Payments will be even more pivotal for airlines post-pandemic says Vojin Rakonjac from Endava
The journey that a payment takes from an airline passenger to an airline company involves many steps, but it is probably the singular most important factor in the process for both parties – in fact, it will be even more pivotal when the travel industry returns to full capacity post-pandemic.
Airlines have complex payment processes that occur across various sales channels, devices, countries, currencies, payment instruments and intermediaries.
“Optimising payment infrastructure and preventing revenue loss means removing barriers that affect both the airline’s bottom-line and the customer experience”
Similar to flights themselves, payment data has a long way to travel before it reaches its final destination. It is passed from customers to airlines, from airlines to third parties and corresponding payment processors, and finally, funds are transferred to the acquiring banks. Behind every transaction, there is a delicate orchestration of steps and routes that the payment must take.
Every decision on this route not only directly impacts an airline’s revenue, where an ineffective turn represents an additional cost, but could also be the difference between a passenger making or abandoning a purchase.
Optimising payment infrastructure and preventing revenue loss means removing barriers that affect both the airline’s bottom-line and the customer experience. Customers are most interested in payment options which are simple, fast, and familiar – delivering a frictionless checkout process. On the other hand, an airline needs to guarantee safety and cost-efficiency by honoring regulations such as payment card industry security standards, preventing fraudulent activities and guaranteeing connectivity to processors that enable better acceptance rates and lower fees for them.
So how can airlines make sure that their payments processes work for their passengers and their business post-pandemic? Check out our 5 top tips below.
- Provide more payment options
Payment transactions are short in duration compared to the total amount of time an airline’s customer spends traveling. But these moments count. If a customer wants to make a payment and an airline can’t support their preferred method, revenue is lost. It is important that these payment methods are accessible and that the passenger has the choice to pay how they want. For example, when Finnair introduced Alipay for in-cabin payments, sales increased by 200%.
- Streamline the process
Revenue opportunities are lost if there are too many steps in the payment process or a customer is redirected multiple times to 3rd party websites. Furthermore, if there is technical downtime with either the airline, processor or the acquirer, a customer will abandon the payment and probably won’t return – another example of an uncompleted payment and lost revenue. Nowadays, people also like to make purchases at their own convenience and often using mobile devices – therefore, having a mobile-friendly platform or a downloadable app makes good business sense and could open up new opportunities to drive growth.
- Secure the payments path
Firstly, you need to be aware of potential fraudsters. It’s proven that the airline industry loses $1.4 billion per year just on fraud.
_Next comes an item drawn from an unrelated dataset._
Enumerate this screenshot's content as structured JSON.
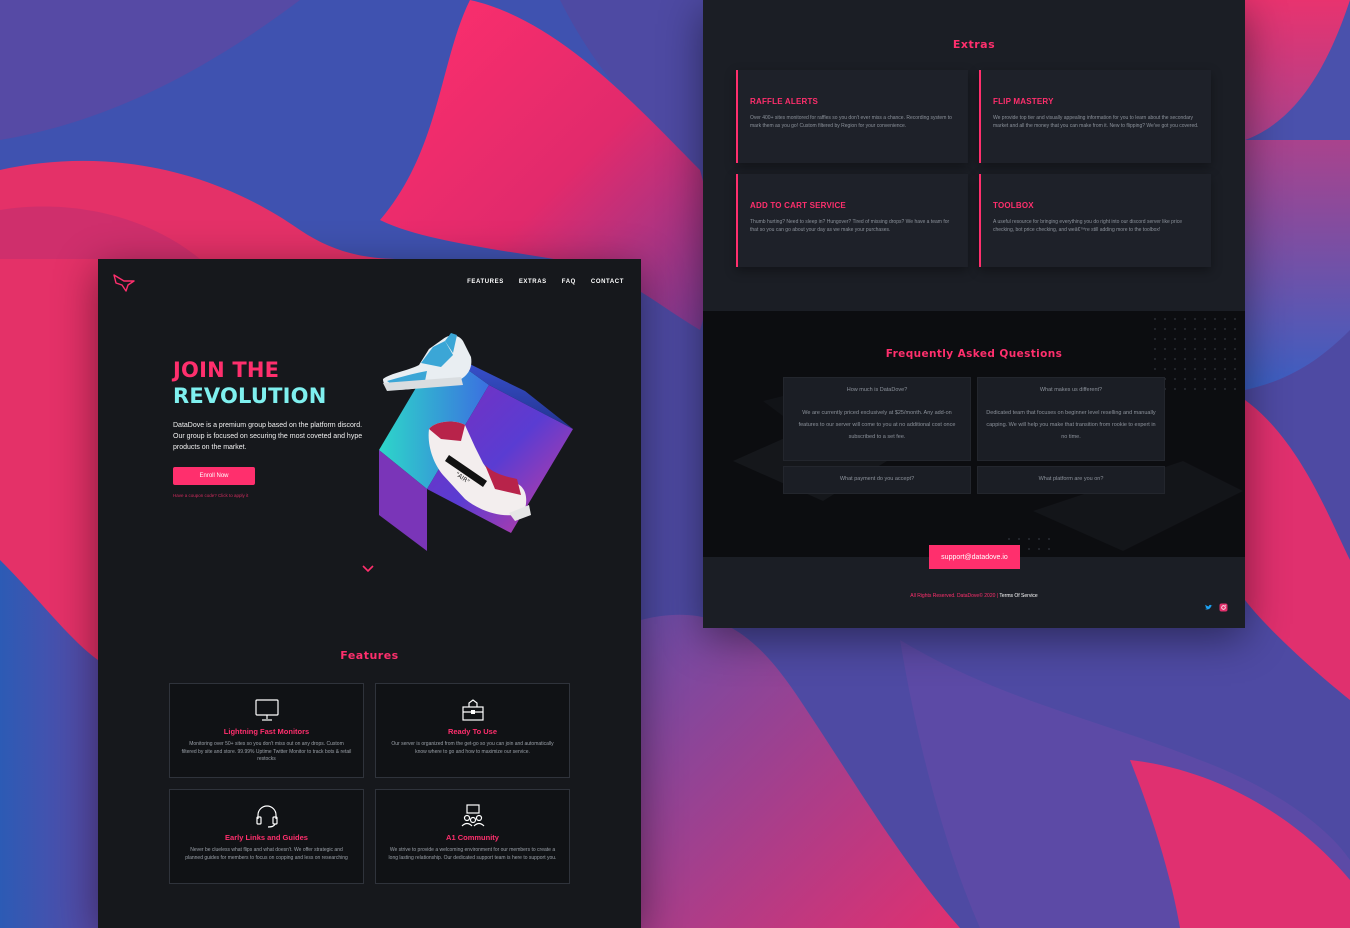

Different PSPs have different systems and rules that are associated with fraud and yield different results. The airline industry has specific customer needs and airlines should consider having an in-house solution for their tailored requirements. And what about data hijackers? They will take advantage of airlines exchanging sensitive data with business partners and providers. While PCI regulates these paths, it is an airline’s responsibility to make them safe. If a data breach occurs, this can be costly for… financially and reputationally. Hence why partnering with a tokenisation provider is beneficial. They enable airlines to pass sensitive data to partners through their gateways, taking full financial liability in case of stolen data and helping to secure this process.
- Variety is also key for airlines
If a payment can’t be processed, an airline should have another processor. If not, everything stops until this is resolved. And remember, not all PSPs are equal. Some can offer greater acceptance in specific regions or better commercial agreements than their competitors. The “Toll” to be paid will be different depending on the route taken. A customer’s geographic location causes a transformation of all payments into local transactions, eliminating cross-border and currency conversion fees for international transactions. Simply having an option to choose between multiple providers and acquirers guarantees a better negotiation position in terms of who gets your business.
- Track all transactions
Even if payment instructions are sent and the payment is processed, the journey doesn’t end there. You need to ensure that nothing is lost along the way. This means that all fees and transactions are captured and matched to reconciliation/settlement files from the processor/acquirer. Airlines allocate resources to write-offs in case of mismatched financial records.
Having more payment instruments and more processors increases the chances of mismatches occurring as there are more contracts, fee types and documents that require cross-referencing. Airlines should store as much transactional data as possible to be able to track this more precisely. Having an automated engine that collects different types of reconciliation reports and automatically maps them to internal financial records lowers the number of write-offs and ensures that airlines pay only their obligated fees.
As well as choosing payment providers that can guarantee better deals for specific countries or regions, and generating additional revenue through more acceptance, lower fees and less write-offs, airlines can ensure an enhanced and potentially more profitable customer experience with the right payment routes.
While there are many steps to consider, airlines can make payments work for both their passengers and their bottom lines when widespread travel recommences.